    Big Blue Live: BBC's Springwatch offshoot swaps back gardens for California's Monterey Bay

    BBC heads to the Californian coast

    The Big Blue Live crew is preparing for the first of three episodes on Sunday night, filming from boats, planes and an aquarium studio
    Austin Bidwell: The Victorian fraudster who shook the Bank of England with the most daring forgery the world had known

    Victorian fraudster who shook the Bank of England

    Conman Austin Bidwell. was a heartless cad who carried out the most daring forgery the world had known
    Car hacking scandal: Security designed to stop thieves hot-wiring almost every modern motor has been cracked

    Car hacking scandal

    Security designed to stop thieves hot-wiring almost every modern motor has been cracked
    10 best placemats

    Take your seat: 10 best placemats

    Protect your table and dine in style with a bold new accessory
    Ashes 2015: Alastair Cook not the only one to be caught in The Oval mindwarp

    Cook not the only one to be caught in The Oval mindwarp

    Aussie skipper Michael Clarke was lured into believing that what we witnessed at Edgbaston and Trent Bridge would continue in London, says Kevin Garside
    Can Rafael Benitez get the best out of Gareth Bale at Real Madrid?

    Can Benitez get the best out of Bale?

    Back at the club he watched as a boy, the pressure is on Benitez to find a winning blend from Real's multiple talents. As La Liga begins, Pete Jenson asks if it will be enough to stop Barcelona
    Athletics World Championships 2015: Beijing witnesses new stage in the Jessica Ennis-Hill and Katarina Johnson-Thompson heptathlon rivalry

    Beijing witnesses new stage in the Jess and Kat rivalry

    The last time the two British heptathletes competed, Ennis-Hill was on the way to Olympic gold and Johnson-Thompson was just a promising teenager. But a lot has happened in the following three years
    Jeremy Corbyn: Joining a shrewd operator desperate for power as he visits the North East

    Jeremy Corbyn interview: A shrewd operator desperate for power

    His radical anti-austerity agenda has caught the imagination of the left and politically disaffected and set a staid Labour leadership election alight
    Isis executes Palmyra antiquities chief: Defender of ancient city's past was killed for protecting its future

    Isis executes Palmyra antiquities chief

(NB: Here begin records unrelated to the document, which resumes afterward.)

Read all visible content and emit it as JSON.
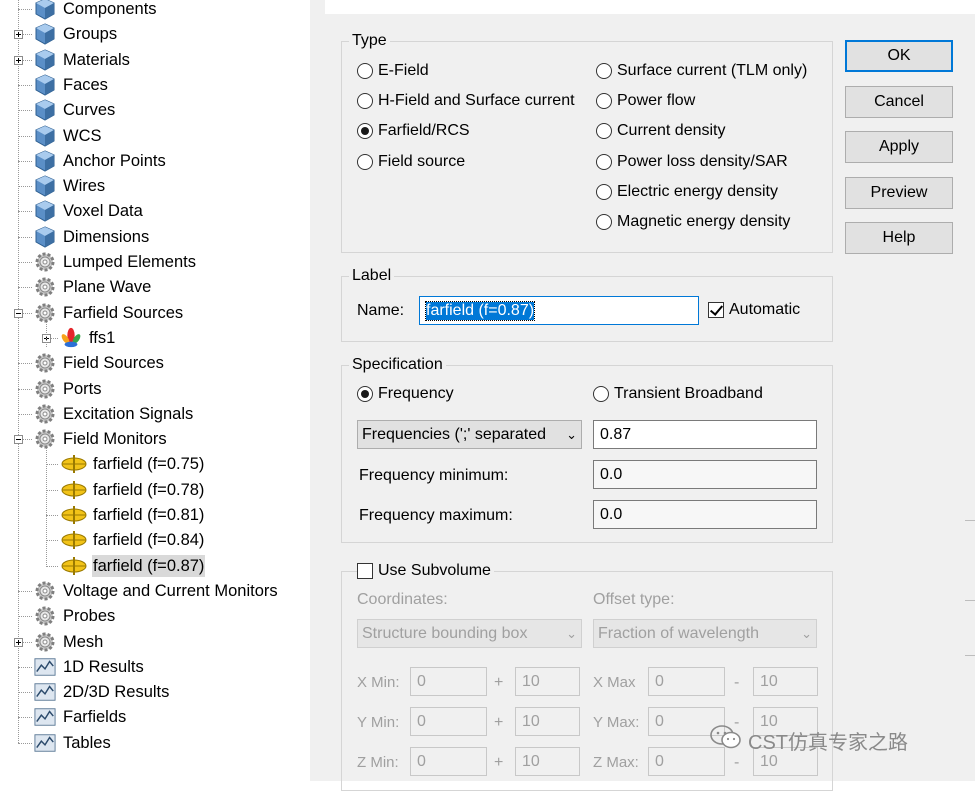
{
  "tree": {
    "items": [
      {
        "label": "Components",
        "icon": "cube-icon",
        "expander": ""
      },
      {
        "label": "Groups",
        "icon": "cube-icon",
        "expander": "plus"
      },
      {
        "label": "Materials",
        "icon": "cube-icon",
        "expander": "plus"
      },
      {
        "label": "Faces",
        "icon": "cube-icon",
        "expander": ""
      },
      {
        "label": "Curves",
        "icon": "cube-icon",
        "expander": ""
      },
      {
        "label": "WCS",
        "icon": "cube-icon",
        "expander": ""
      },
      {
        "label": "Anchor Points",
        "icon": "cube-icon",
        "expander": ""
      },
      {
        "label": "Wires",
        "icon": "cube-icon",
        "expander": ""
      },
      {
        "label": "Voxel Data",
        "icon": "cube-icon",
        "expander": ""
      },
      {
        "label": "Dimensions",
        "icon": "cube-icon",
        "expander": ""
      },
      {
        "label": "Lumped Elements",
        "icon": "gear-icon",
        "expander": ""
      },
      {
        "label": "Plane Wave",
        "icon": "gear-icon",
        "expander": ""
      },
      {
        "label": "Farfield Sources",
        "icon": "gear-icon",
        "expander": "minus"
      },
      {
        "label": "ffs1",
        "icon": "farfield-pattern-icon",
        "expander": "plus",
        "child": true
      },
      {
        "label": "Field Sources",
        "icon": "gear-icon",
        "expander": ""
      },
      {
        "label": "Ports",
        "icon": "gear-icon",
        "expander": ""
      },
      {
        "label": "Excitation Signals",
        "icon": "gear-icon",
        "expander": ""
      },
      {
        "label": "Field Monitors",
        "icon": "gear-icon",
        "expander": "minus"
      },
      {
        "label": "farfield (f=0.75)",
        "icon": "field-monitor-icon",
        "expander": "",
        "child": true
      },
      {
        "label": "farfield (f=0.78)",
        "icon": "field-monitor-icon",
        "expander": "",
        "child": true
      },
      {
        "label": "farfield (f=0.81)",
        "icon": "field-monitor-icon",
        "expander": "",
        "child": true
      },
      {
        "label": "farfield (f=0.84)",
        "icon": "field-monitor-icon",
        "expander": "",
        "child": true
      },
      {
        "label": "farfield (f=0.87)",
        "icon": "field-monitor-icon",
        "expander": "",
        "child": true,
        "selected": true
      },
      {
        "label": "Voltage and Current Monitors",
        "icon": "gear-icon",
        "expander": ""
      },
      {
        "label": "Probes",
        "icon": "gear-icon",
        "expander": ""
      },
      {
        "label": "Mesh",
        "icon": "gear-icon",
        "expander": "plus"
      },
      {
        "label": "1D Results",
        "icon": "result-plot-icon",
        "expander": ""
      },
      {
        "label": "2D/3D Results",
        "icon": "result-plot-icon",
        "expander": ""
      },
      {
        "label": "Farfields",
        "icon": "result-plot-icon",
        "expander": ""
      },
      {
        "label": "Tables",
        "icon": "result-plot-icon",
        "expander": ""
      }
    ]
  },
  "dialog": {
    "type_group": {
      "title": "Type",
      "left_options": [
        "E-Field",
        "H-Field and Surface current",
        "Farfield/RCS",
        "Field source"
      ],
      "right_options": [
        "Surface current (TLM only)",
        "Power flow",
        "Current density",
        "Power loss density/SAR",
        "Electric energy density",
        "Magnetic energy density"
      ],
      "selected": "Farfield/RCS"
    },
    "label_group": {
      "title": "Label",
      "name_label": "Name:",
      "name_value": "farfield (f=0.87)",
      "automatic_label": "Automatic",
      "automatic_checked": true
    },
    "spec_group": {
      "title": "Specification",
      "frequency_label": "Frequency",
      "transient_label": "Transient Broadband",
      "selected": "Frequency",
      "freq_mode": "Frequencies (';' separated",
      "freq_value": "0.87",
      "fmin_label": "Frequency minimum:",
      "fmin_value": "0.0",
      "fmax_label": "Frequency maximum:",
      "fmax_value": "0.0"
    },
    "subvolume_group": {
      "title": "Use Subvolume",
      "checked": false,
      "coordinates_label": "Coordinates:",
      "coordinates_value": "Structure bounding box",
      "offset_label": "Offset type:",
      "offset_value": "Fraction of wavelength",
      "rows": [
        {
          "min_label": "X Min:",
          "min_value": "0",
          "min_offset": "10",
          "max_label": "X Max",
          "max_value": "0",
          "max_offset": "10"
        },
        {
          "min_label": "Y Min:",
          "min_value": "0",
          "min_offset": "10",
          "max_label": "Y Max:",
          "max_value": "0",
          "max_offset": "10"
        },
        {
          "min_label": "Z Min:",
          "min_value": "0",
          "min_offset": "10",
          "max_label": "Z Max:",
          "max_value": "0",
          "max_offset": "10"
        }
      ],
      "plus_sign": "+",
      "minus_sign": "-"
    },
    "buttons": {
      "ok": "OK",
      "cancel": "Cancel",
      "apply": "Apply",
      "preview": "Preview",
      "help": "Help"
    }
  },
  "watermark": {
    "text": "CST仿真专家之路",
    "icon": "wechat-icon"
  },
  "colors": {
    "accent": "#0078d7",
    "dialog_bg": "#f0f0f0",
    "selected_row": "#d9d9d9"
  }
}
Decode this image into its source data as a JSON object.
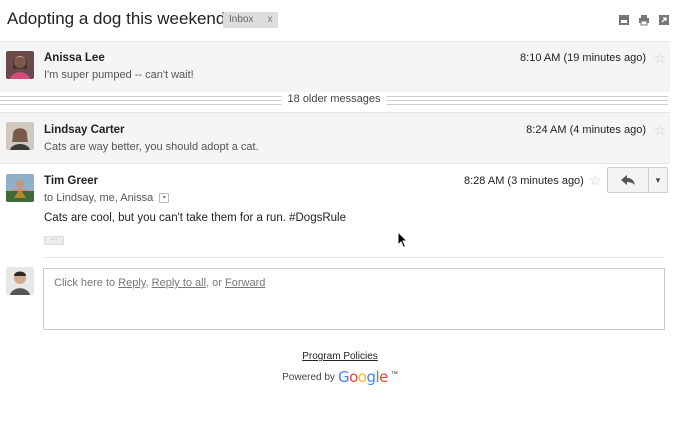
{
  "thread": {
    "subject": "Adopting a dog this weekend :)",
    "label": "Inbox",
    "label_remove": "x"
  },
  "toolbar": {
    "icons": [
      "archive-icon",
      "print-icon",
      "popout-icon"
    ]
  },
  "messages": [
    {
      "sender": "Anissa Lee",
      "date": "8:10 AM (19 minutes ago)",
      "snippet": "I'm super pumped -- can't wait!"
    },
    {
      "sender": "Lindsay Carter",
      "date": "8:24 AM (4 minutes ago)",
      "snippet": "Cats are way better, you should adopt a cat."
    },
    {
      "sender": "Tim Greer",
      "date": "8:28 AM (3 minutes ago)",
      "recipients": "to Lindsay, me, Anissa",
      "body": "Cats are cool, but you can't take them for a run. #DogsRule"
    }
  ],
  "older_messages": "18 older messages",
  "reply": {
    "prefix": "Click here to ",
    "reply": "Reply",
    "sep1": ", ",
    "reply_all": "Reply to all",
    "sep2": ", or ",
    "forward": "Forward"
  },
  "footer": {
    "policies": "Program Policies",
    "powered_by": "Powered by",
    "google": "Google",
    "tm": "™"
  },
  "colors": {
    "google_blue": "#4285f4",
    "google_red": "#ea4335",
    "google_yellow": "#fbbc05",
    "google_green": "#34a853"
  }
}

    Robert Fisk on the defender of the ancient city's past who was killed for protecting its future
    Berlusconi's world of sleaze: The astonishing lifestyle once enjoyed by Italy's former PM

    Berlusconi's world of sleaze

    The astonishing lifestyle once enjoyed by Italy's former PM
    Disney plans galactic domination with endless Star Wars spin-offs

    Disney plans galactic domination with endless Star Wars spin-offs

    Films and theme parks are just the beginning. Disney believes its control of the now decades-old franchise can bring in merchandise and marketing millions for years to come
    Could the golden age of the gaming arcade ever be revived in the era of the Xbox?

    Could gaming arcades be revived?

    The days when coin-ops were the only way to play the latest video games are gone. But a small band of enthusiasts are keeping the button-pushing dream alive
    Edinburgh Fringe 2015: The 'tampon tax' has inspired a new wave of female comedians to reclaim period jokes

    Heard the one about menstruation?

    Yes, if you have been at the Fringe, where period pieces are taking centre stage